The global manufacturing industry is so huge that individual consumers feel relatively detached. There are still places where you can buy a loaf of bread or knitted scarf from the person who made it. But typically, clothes are purchased from large stores – and these in turn are often part of even larger multinational corporations. The advantage is that large orders translate to a lower price per item. The disadvantage is an ever-increasing separation between production and the final garment wearer. Numerous middlemen along the way mean that no one person is willing to take responsibility for ethical business choices and quality control – there are just too many players involved.
A New Zealand company, Icebreaker, is setting a new business model. If you are interested in sustainable choices and responsible companies, then perhaps this approach will resonate.
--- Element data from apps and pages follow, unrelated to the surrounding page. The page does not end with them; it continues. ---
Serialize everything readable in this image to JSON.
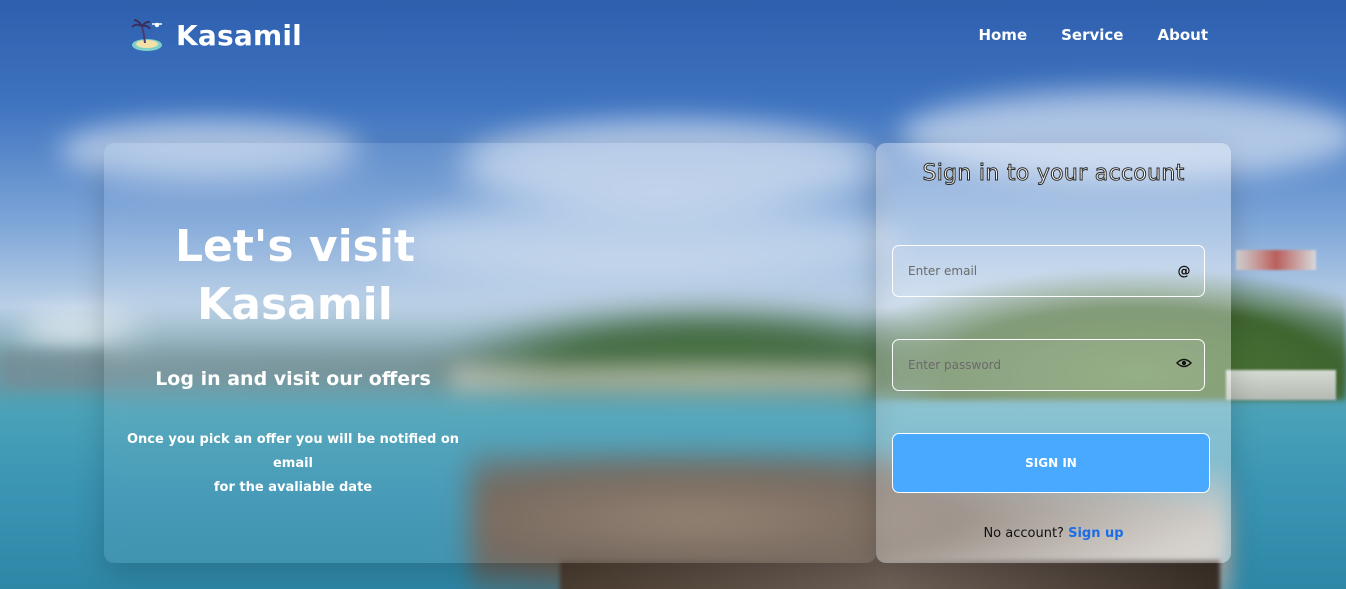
{
  "brand": {
    "name": "Kasamil",
    "logo_icon": "island-palm-icon"
  },
  "nav": {
    "items": [
      "Home",
      "Service",
      "About"
    ]
  },
  "hero": {
    "title_line1": "Let's visit",
    "title_line2": "Kasamil",
    "subtitle": "Log in and visit our offers",
    "description_line1": "Once you pick an offer you will be notified on email",
    "description_line2": "for the avaliable date"
  },
  "signin": {
    "title": "Sign in to your account",
    "email_placeholder": "Enter email",
    "email_icon": "@",
    "password_placeholder": "Enter password",
    "password_icon": "eye-icon",
    "button_label": "SIGN IN",
    "footer_text": "No account?",
    "signup_label": "Sign up"
  },
  "colors": {
    "accent": "#49a9ff",
    "link": "#1a6ee8"
  }
}
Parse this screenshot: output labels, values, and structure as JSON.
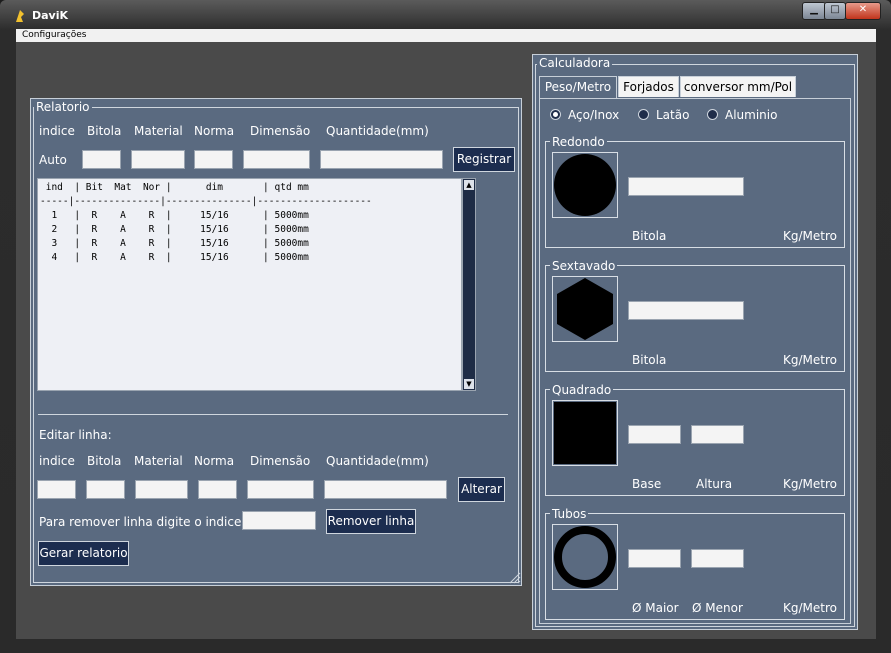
{
  "window": {
    "title": "DaviK"
  },
  "menu": {
    "items": [
      "Configurações"
    ]
  },
  "relatorio": {
    "legend": "Relatorio",
    "headers": [
      "indice",
      "Bitola",
      "Material",
      "Norma",
      "Dimensão",
      "Quantidade(mm)"
    ],
    "auto_label": "Auto",
    "registrar_label": "Registrar",
    "report_lines": [
      " ind  | Bit  Mat  Nor |      dim       | qtd mm",
      "-----|---------------|---------------|--------------------",
      "  1   |  R    A    R  |     15/16      | 5000mm",
      "  2   |  R    A    R  |     15/16      | 5000mm",
      "  3   |  R    A    R  |     15/16      | 5000mm",
      "  4   |  R    A    R  |     15/16      | 5000mm"
    ],
    "editar_label": "Editar linha:",
    "alterar_label": "Alterar",
    "remover_prompt": "Para remover linha digite o indice",
    "remover_label": "Remover linha",
    "gerar_label": "Gerar relatorio"
  },
  "calculadora": {
    "legend": "Calculadora",
    "tabs": [
      "Peso/Metro",
      "Forjados",
      "conversor mm/Pol"
    ],
    "active_tab": "Peso/Metro",
    "materials": [
      "Aço/Inox",
      "Latão",
      "Aluminio"
    ],
    "selected_material": "Aço/Inox",
    "sections": {
      "redondo": {
        "legend": "Redondo",
        "labels": [
          "Bitola",
          "Kg/Metro"
        ]
      },
      "sextavado": {
        "legend": "Sextavado",
        "labels": [
          "Bitola",
          "Kg/Metro"
        ]
      },
      "quadrado": {
        "legend": "Quadrado",
        "labels": [
          "Base",
          "Altura",
          "Kg/Metro"
        ]
      },
      "tubos": {
        "legend": "Tubos",
        "labels": [
          "Ø Maior",
          "Ø Menor",
          "Kg/Metro"
        ]
      }
    }
  },
  "colors": {
    "panel": "#5a6a80",
    "button": "#1c2d4f",
    "frame": "#2a2a2a"
  }
}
Each wool garment carries a Baacode. Typing in the unique code on the company’s website allows access to information about the original owner of the wool. Not only can customers see where the sheep come from, but there are photos and videos of the farm, individual farmers, and the geographical region.
If you are curious to see how it works but have no Baacode product, the website provides sample codes. Their ethics policy includes both environmental and animal welfare considerations. Icebreaker uses wool from merino sheep farmed in fragile ecosystems using low-intensity traditional techniques. With a modern emphasis on more and faster, this approach needs stewardship. Compare the fate of Scotland’s knitwear industry, which is increasingly contracted out to Asian garment companies to the detriment of traditional techniques and sheep farmers.
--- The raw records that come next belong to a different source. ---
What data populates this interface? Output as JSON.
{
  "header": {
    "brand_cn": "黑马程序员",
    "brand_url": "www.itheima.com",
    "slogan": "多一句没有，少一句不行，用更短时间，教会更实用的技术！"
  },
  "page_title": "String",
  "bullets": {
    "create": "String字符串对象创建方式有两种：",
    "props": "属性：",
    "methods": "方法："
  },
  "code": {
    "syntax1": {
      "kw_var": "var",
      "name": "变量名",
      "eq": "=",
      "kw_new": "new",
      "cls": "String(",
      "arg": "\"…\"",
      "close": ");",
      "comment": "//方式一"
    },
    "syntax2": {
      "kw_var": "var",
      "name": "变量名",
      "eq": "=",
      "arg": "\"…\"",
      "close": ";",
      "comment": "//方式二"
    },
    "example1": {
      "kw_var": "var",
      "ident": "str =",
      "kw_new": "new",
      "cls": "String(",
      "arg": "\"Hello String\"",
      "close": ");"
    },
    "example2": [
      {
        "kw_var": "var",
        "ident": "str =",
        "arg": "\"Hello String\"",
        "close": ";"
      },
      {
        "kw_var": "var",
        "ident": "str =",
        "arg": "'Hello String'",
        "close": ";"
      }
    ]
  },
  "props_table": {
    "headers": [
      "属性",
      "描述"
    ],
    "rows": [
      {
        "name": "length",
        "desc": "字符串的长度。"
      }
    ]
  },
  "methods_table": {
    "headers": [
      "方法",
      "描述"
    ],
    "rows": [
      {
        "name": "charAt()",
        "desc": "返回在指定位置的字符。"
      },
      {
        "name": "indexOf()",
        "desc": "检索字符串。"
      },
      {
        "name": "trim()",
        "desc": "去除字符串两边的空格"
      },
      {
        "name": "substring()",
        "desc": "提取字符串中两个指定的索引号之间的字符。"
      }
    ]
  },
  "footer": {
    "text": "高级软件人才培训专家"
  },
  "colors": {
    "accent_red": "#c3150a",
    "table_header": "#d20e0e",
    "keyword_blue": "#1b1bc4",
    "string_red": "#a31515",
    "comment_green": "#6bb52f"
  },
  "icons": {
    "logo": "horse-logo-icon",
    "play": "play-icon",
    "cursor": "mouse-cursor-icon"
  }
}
Grazing sheep at low-density allows vegetation to regenerate. Farmers ensure that sheep are raised with animal welfare considerations such as free-range movement, winter food supplementation, and conscientious veterinary treatment. In return, Icebreaker provides a reliable wool market at a fair price, creating a stable economy for farms and consumers.
Down the production chain, although the wool is shipped to Europe and other regions for further processing, ethical guidelines are followed. Recycled waste and energy, along with alternative power sources, are important considerations. Adhering to global quality assurance standards, such as ISO 9001, is a requirement. Fair and sustainable working conditions are also considered.
If making ethical decisions – considering the environment, animal welfare, and working conditions – works on a small scale, why can’t the approach be used on a bigger scale? While large companies often claim that such policies would be both expensive and difficult to enforce, such protestations are probably just heel-dragging. Consumers need to demand change – and sooner is definitely better.
Photo credit: Henning Schmitz